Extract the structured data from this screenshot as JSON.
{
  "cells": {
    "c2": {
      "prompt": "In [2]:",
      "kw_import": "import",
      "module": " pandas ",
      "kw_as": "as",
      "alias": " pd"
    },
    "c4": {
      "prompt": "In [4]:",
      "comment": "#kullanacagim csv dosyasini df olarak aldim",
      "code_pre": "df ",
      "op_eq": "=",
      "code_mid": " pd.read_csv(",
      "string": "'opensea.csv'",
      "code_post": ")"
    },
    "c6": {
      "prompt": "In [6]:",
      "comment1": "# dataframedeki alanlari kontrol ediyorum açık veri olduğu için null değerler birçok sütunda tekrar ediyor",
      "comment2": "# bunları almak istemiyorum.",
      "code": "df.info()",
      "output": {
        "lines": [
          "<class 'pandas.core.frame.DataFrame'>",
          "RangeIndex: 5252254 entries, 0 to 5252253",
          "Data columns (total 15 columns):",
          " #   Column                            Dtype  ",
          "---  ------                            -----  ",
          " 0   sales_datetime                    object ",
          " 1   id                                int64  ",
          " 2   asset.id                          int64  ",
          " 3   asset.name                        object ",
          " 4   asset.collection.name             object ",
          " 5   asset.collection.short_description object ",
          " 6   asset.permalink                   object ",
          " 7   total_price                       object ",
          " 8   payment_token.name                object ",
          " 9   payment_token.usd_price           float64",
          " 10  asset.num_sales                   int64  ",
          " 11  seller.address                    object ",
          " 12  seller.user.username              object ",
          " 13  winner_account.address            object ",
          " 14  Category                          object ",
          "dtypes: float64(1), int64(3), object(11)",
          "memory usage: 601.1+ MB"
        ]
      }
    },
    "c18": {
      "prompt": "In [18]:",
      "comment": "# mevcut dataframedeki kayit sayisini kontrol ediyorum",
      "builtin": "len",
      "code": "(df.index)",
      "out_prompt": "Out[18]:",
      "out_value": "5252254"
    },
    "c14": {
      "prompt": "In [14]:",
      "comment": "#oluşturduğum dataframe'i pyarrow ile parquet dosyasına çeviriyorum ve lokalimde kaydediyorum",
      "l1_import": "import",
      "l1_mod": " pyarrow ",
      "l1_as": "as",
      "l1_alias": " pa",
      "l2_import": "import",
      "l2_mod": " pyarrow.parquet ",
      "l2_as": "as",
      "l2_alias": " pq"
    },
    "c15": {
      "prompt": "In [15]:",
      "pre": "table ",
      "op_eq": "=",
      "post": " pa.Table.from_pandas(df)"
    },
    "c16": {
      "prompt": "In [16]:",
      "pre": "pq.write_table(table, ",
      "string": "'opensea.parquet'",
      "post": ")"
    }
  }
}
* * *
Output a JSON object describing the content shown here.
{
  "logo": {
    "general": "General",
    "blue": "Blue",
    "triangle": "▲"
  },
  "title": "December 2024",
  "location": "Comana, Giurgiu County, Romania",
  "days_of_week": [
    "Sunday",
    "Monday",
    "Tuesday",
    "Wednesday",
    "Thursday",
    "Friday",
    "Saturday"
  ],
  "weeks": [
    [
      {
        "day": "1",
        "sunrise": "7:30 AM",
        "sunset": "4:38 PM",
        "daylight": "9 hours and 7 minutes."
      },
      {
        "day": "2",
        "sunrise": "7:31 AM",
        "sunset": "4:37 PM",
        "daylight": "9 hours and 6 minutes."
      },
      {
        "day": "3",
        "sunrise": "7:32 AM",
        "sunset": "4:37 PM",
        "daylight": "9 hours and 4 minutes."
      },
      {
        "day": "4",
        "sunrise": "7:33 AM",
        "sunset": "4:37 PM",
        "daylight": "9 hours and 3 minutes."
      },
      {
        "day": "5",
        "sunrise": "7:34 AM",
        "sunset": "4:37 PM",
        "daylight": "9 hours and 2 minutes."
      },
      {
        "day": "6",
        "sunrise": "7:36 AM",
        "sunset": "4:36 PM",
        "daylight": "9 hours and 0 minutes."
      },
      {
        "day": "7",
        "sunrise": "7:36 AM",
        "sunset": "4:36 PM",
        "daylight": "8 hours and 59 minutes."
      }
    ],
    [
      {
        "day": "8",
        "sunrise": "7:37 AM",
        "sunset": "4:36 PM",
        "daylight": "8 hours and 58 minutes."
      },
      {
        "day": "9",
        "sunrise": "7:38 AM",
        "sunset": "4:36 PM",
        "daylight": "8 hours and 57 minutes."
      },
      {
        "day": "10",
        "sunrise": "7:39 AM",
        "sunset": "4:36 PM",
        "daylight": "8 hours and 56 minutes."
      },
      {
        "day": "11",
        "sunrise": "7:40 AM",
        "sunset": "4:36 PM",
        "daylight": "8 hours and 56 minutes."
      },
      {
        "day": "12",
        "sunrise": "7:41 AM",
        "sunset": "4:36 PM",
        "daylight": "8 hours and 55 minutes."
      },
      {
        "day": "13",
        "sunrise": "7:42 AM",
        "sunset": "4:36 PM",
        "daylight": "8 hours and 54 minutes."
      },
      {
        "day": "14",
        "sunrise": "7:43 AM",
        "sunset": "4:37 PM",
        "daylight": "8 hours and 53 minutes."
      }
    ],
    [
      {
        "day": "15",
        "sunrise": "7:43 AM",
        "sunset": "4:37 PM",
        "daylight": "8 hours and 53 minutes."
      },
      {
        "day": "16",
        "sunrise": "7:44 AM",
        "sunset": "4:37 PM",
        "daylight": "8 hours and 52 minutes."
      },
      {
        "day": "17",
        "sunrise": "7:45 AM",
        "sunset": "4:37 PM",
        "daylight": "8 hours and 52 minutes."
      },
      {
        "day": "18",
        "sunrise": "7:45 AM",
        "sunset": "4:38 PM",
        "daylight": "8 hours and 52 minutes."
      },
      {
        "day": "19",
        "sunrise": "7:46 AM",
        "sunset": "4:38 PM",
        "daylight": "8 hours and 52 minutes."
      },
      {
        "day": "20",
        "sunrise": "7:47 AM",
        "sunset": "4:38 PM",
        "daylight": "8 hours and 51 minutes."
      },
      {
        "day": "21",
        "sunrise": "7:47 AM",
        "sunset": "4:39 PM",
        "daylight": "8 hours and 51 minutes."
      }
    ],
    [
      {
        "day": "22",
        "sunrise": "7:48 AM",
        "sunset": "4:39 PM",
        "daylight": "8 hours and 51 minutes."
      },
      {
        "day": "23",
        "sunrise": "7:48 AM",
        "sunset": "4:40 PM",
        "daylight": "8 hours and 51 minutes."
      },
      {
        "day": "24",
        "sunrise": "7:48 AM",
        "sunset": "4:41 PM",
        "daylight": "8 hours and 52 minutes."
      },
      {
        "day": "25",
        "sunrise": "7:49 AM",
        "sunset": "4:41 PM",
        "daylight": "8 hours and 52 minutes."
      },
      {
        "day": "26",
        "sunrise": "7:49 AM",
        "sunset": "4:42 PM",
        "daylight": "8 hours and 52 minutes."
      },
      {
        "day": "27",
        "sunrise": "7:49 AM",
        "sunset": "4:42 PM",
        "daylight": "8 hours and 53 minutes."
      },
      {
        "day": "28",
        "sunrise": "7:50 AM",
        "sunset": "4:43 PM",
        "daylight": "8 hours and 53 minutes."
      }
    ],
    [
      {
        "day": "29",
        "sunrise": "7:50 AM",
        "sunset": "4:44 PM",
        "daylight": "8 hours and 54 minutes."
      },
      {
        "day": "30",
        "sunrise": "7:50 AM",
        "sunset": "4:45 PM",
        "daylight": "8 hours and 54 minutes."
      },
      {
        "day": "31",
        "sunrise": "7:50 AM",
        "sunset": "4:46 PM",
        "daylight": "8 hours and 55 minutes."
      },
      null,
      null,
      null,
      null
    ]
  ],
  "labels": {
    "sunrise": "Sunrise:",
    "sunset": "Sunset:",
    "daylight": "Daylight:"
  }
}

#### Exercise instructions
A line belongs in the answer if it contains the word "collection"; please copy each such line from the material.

#### Exercise result
          " 4   asset.collection.name             object ",
          " 5   asset.collection.short_description object ",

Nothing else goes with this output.